## Work to be completed:
Check each line of the entries below for the string "true" and state how many lines have it, with no other text.

## Task material:

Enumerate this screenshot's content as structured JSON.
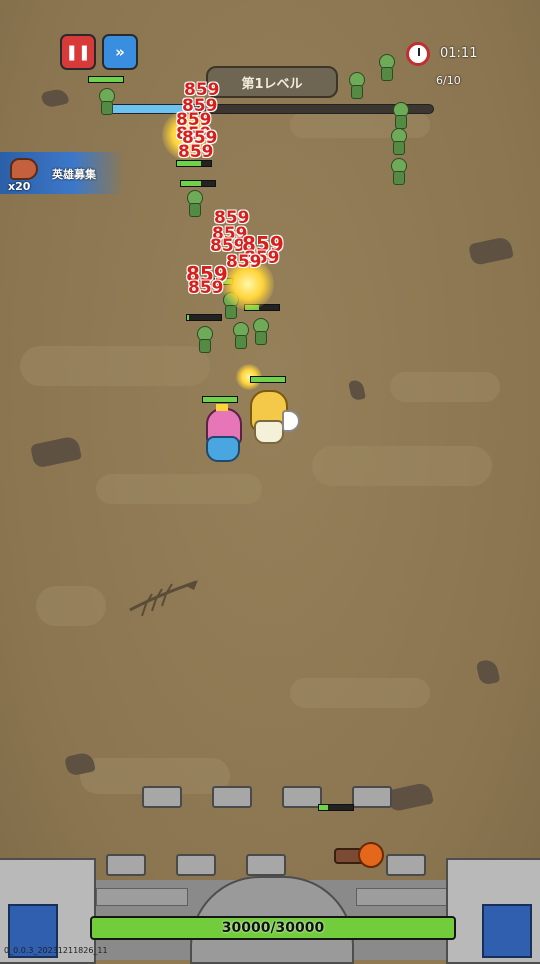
{
  "hud": {
    "pause_icon": "pause-icon",
    "speed_icon": "fast-forward-icon",
    "level_title": "第1レベル",
    "timer": "01:11",
    "wave": "6/10",
    "wave_progress_fraction": 0.27
  },
  "recruit": {
    "label": "英雄募集",
    "count": "x20",
    "icon": "meat-icon"
  },
  "damage_numbers": [
    "859",
    "859",
    "859",
    "859",
    "859",
    "859",
    "859",
    "859",
    "859",
    "859",
    "859",
    "859",
    "859",
    "859"
  ],
  "castle": {
    "hp_text": "30000/30000",
    "hp_fraction": 1.0
  },
  "version": "0_0.0.3_20231211826_11",
  "colors": {
    "field": "#8f7a54",
    "damage": "#d7201c",
    "hp_green": "#72cc3c",
    "pause_red": "#d83a3a",
    "speed_blue": "#3a8ee0"
  }
}
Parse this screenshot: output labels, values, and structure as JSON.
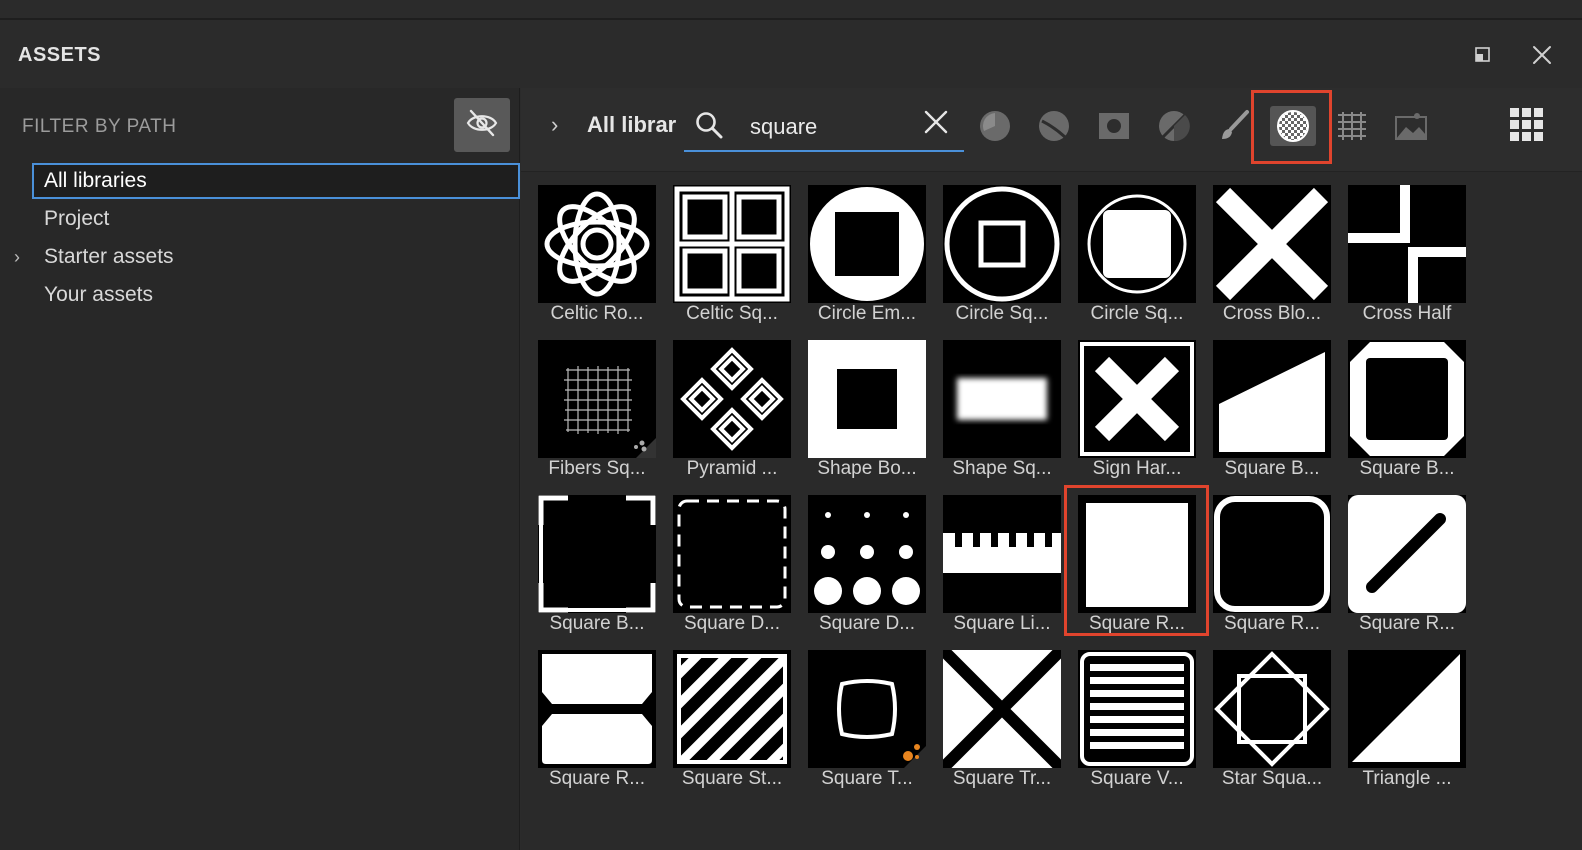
{
  "panel": {
    "title": "ASSETS"
  },
  "left": {
    "filter_label": "FILTER BY PATH",
    "tree": [
      {
        "label": "All libraries",
        "selected": true,
        "expandable": false
      },
      {
        "label": "Project",
        "selected": false,
        "expandable": false
      },
      {
        "label": "Starter assets",
        "selected": false,
        "expandable": true
      },
      {
        "label": "Your assets",
        "selected": false,
        "expandable": false
      }
    ]
  },
  "toolbar": {
    "breadcrumb": "All librar",
    "search_value": "square",
    "filters": [
      {
        "name": "material-filter",
        "active": false
      },
      {
        "name": "smart-material-filter",
        "active": false
      },
      {
        "name": "mask-filter",
        "active": false
      },
      {
        "name": "smart-mask-filter",
        "active": false
      },
      {
        "name": "brush-filter",
        "active": false
      },
      {
        "name": "texture-filter",
        "active": true
      },
      {
        "name": "procedural-filter",
        "active": false
      },
      {
        "name": "environment-filter",
        "active": false
      }
    ],
    "highlight_color": "#e0442d",
    "accent_color": "#4a90d9"
  },
  "assets": [
    {
      "label": "Celtic Ro...",
      "icon": "celtic-rosette"
    },
    {
      "label": "Celtic Sq...",
      "icon": "celtic-square"
    },
    {
      "label": "Circle Em...",
      "icon": "circle-embossed-square"
    },
    {
      "label": "Circle Sq...",
      "icon": "circle-square-outline"
    },
    {
      "label": "Circle Sq...",
      "icon": "circle-square-filled"
    },
    {
      "label": "Cross Blo...",
      "icon": "cross-block"
    },
    {
      "label": "Cross Half",
      "icon": "cross-half"
    },
    {
      "label": "Fibers Sq...",
      "icon": "fibers-square"
    },
    {
      "label": "Pyramid ...",
      "icon": "pyramid-diamonds"
    },
    {
      "label": "Shape Bo...",
      "icon": "shape-border"
    },
    {
      "label": "Shape Sq...",
      "icon": "shape-square-blurred"
    },
    {
      "label": "Sign Har...",
      "icon": "sign-hard-cross"
    },
    {
      "label": "Square B...",
      "icon": "square-bevel-ramp"
    },
    {
      "label": "Square B...",
      "icon": "square-bevel-octagon"
    },
    {
      "label": "Square B...",
      "icon": "square-brackets"
    },
    {
      "label": "Square D...",
      "icon": "square-dashed"
    },
    {
      "label": "Square D...",
      "icon": "square-dots"
    },
    {
      "label": "Square Li...",
      "icon": "square-lines"
    },
    {
      "label": "Square R...",
      "icon": "square-rounded-white",
      "highlighted": true
    },
    {
      "label": "Square R...",
      "icon": "square-rounded-outline"
    },
    {
      "label": "Square R...",
      "icon": "square-rounded-diagonal"
    },
    {
      "label": "Square R...",
      "icon": "square-rounded-split"
    },
    {
      "label": "Square St...",
      "icon": "square-stripes"
    },
    {
      "label": "Square T...",
      "icon": "square-tile-bulge"
    },
    {
      "label": "Square Tr...",
      "icon": "square-triangles-x"
    },
    {
      "label": "Square V...",
      "icon": "square-vertical-lines"
    },
    {
      "label": "Star Squa...",
      "icon": "star-square"
    },
    {
      "label": "Triangle ...",
      "icon": "triangle"
    }
  ]
}
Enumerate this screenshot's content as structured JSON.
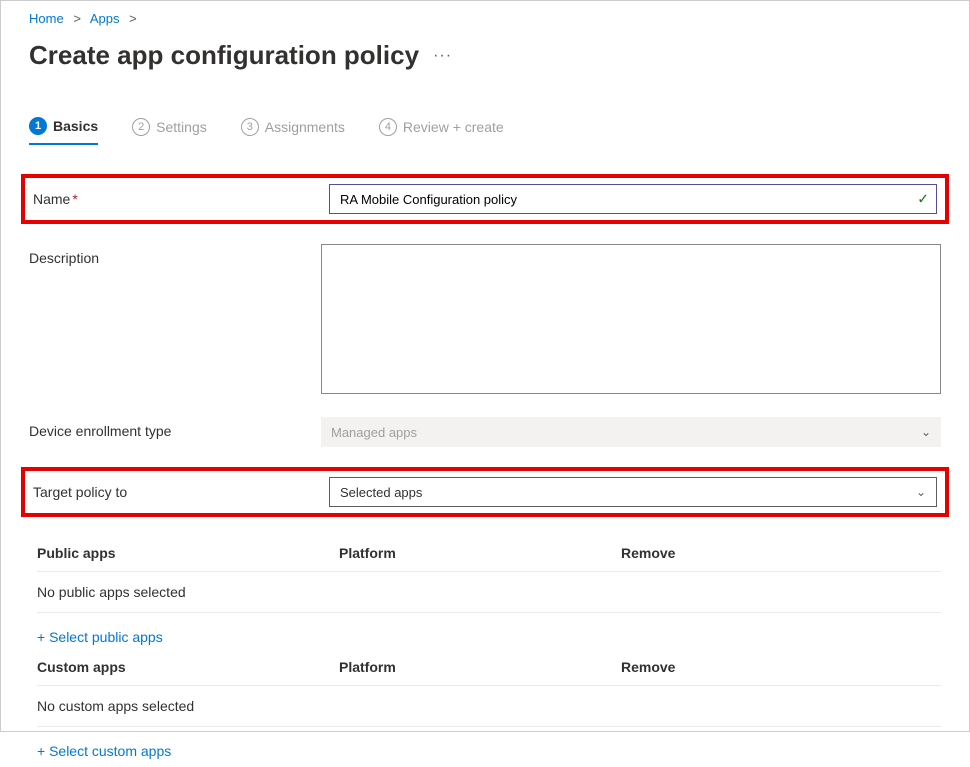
{
  "breadcrumb": {
    "items": [
      {
        "label": "Home"
      },
      {
        "label": "Apps"
      }
    ]
  },
  "page_title": "Create app configuration policy",
  "more_label": "···",
  "steps": [
    {
      "num": "1",
      "label": "Basics",
      "active": true
    },
    {
      "num": "2",
      "label": "Settings",
      "active": false
    },
    {
      "num": "3",
      "label": "Assignments",
      "active": false
    },
    {
      "num": "4",
      "label": "Review + create",
      "active": false
    }
  ],
  "fields": {
    "name": {
      "label": "Name",
      "required": "*",
      "value": "RA Mobile Configuration policy"
    },
    "description": {
      "label": "Description",
      "value": ""
    },
    "enrollment_type": {
      "label": "Device enrollment type",
      "value": "Managed apps"
    },
    "target_policy": {
      "label": "Target policy to",
      "value": "Selected apps"
    }
  },
  "public_apps": {
    "headers": {
      "c1": "Public apps",
      "c2": "Platform",
      "c3": "Remove"
    },
    "empty": "No public apps selected",
    "link": "+ Select public apps"
  },
  "custom_apps": {
    "headers": {
      "c1": "Custom apps",
      "c2": "Platform",
      "c3": "Remove"
    },
    "empty": "No custom apps selected",
    "link": "+ Select custom apps"
  }
}
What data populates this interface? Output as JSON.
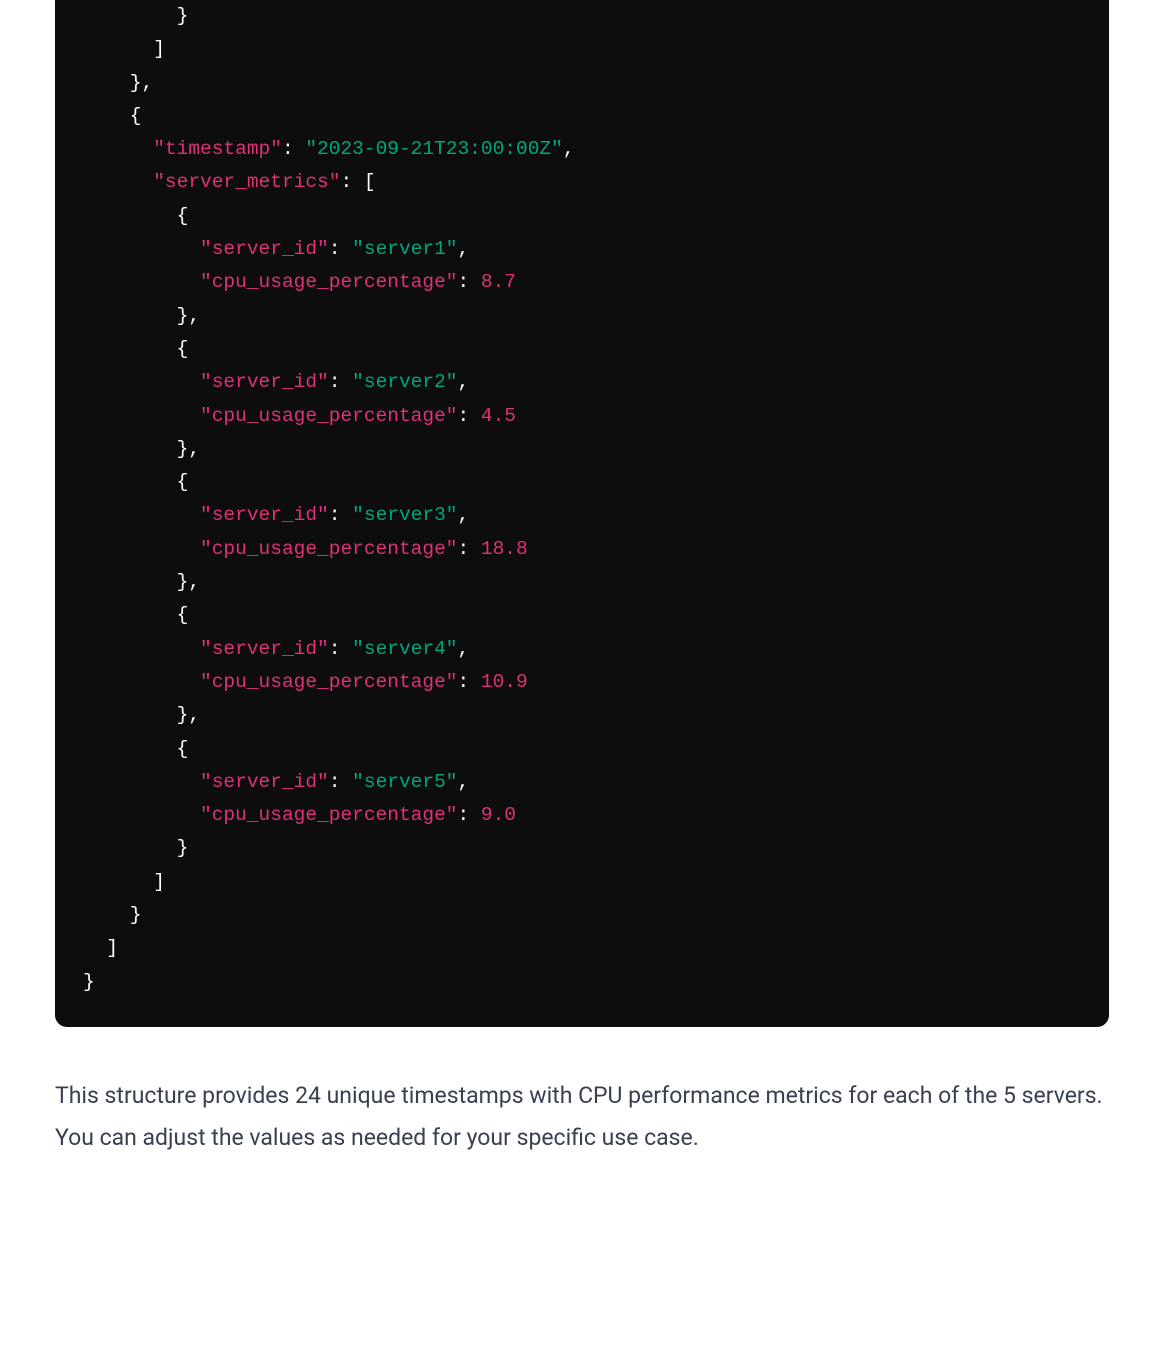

## Completed exercise:
5